Twitter In The Crosshairs: Is We Sick Boss?


Stakes is High with all these global governance challenges....,

WaPo  |  Twitter is sick. And it’s sorry for infecting you. Oh, and — do you have an aspirin?

That was the gist of Twitter chief executive Jack Dorsey’s mea culpa this week. In a series of tweets Thursday, Dorsey confessed that the company “didn’t fully predict or understand the real-world negative consequences” of the instant, public and global messaging it pioneered. “We aren’t proud of how people have taken advantage of our service, or our inability to address it fast enough,” he said. “We’ve focused most of our efforts on removing content against our terms, instead of building a systemic framework to help encourage more healthy debate, conversations, and critical thinking.” 

Dorsey is asking the public to help Twitter get better. It is inviting outside experts to submit proposals for ways to define and measure the “health” of conversation on the platform, presumably as a first step toward improving it. As a first attempt, Dorsey has suggested four metrics based on the work of an MIT-affiliated nonprofit: shared attention (is there overlap in what we’re talking about?); shared reality (are we using the same facts?); variety (are we exposed to different opinions grounded in shared reality?); and receptivity (are we open, civil and listening to different opinions?). 

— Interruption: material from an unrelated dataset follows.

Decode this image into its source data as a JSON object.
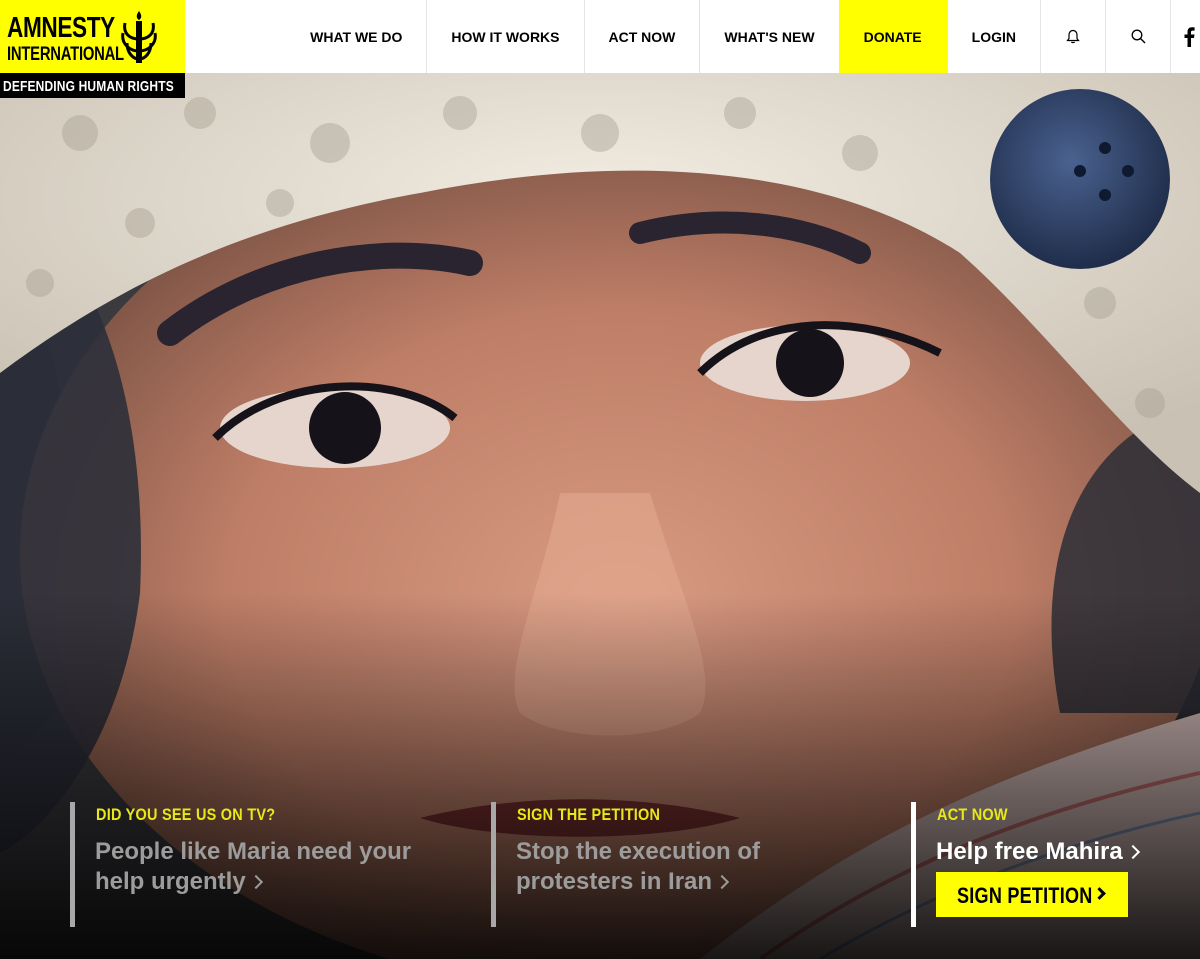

It is good to see that Twitter is finally acknowledging its ill health. It is even better to hear it’s open to intervention. The problem is that the service may be too far gone to recover — and it is unclear whether this initiative is a last gasp or a real attempt to change.

The reasoning behind this proposal is probably not just a noble commitment to public health. Platforms such as Twitter have clearly realized that if they don’t begin to self-correct, the government is going to do it for them through regulations that may not be as gentle as those they would impose on themselves. And in the long run, the flaws in their systems represent an existential threat worth getting ahead of. Being seen as a destroyer of democracy and a net negative to public trust isn’t exactly great branding. A short-term cure, if painful, might offer the inoculation that platforms such as Twitter need for long-term survival.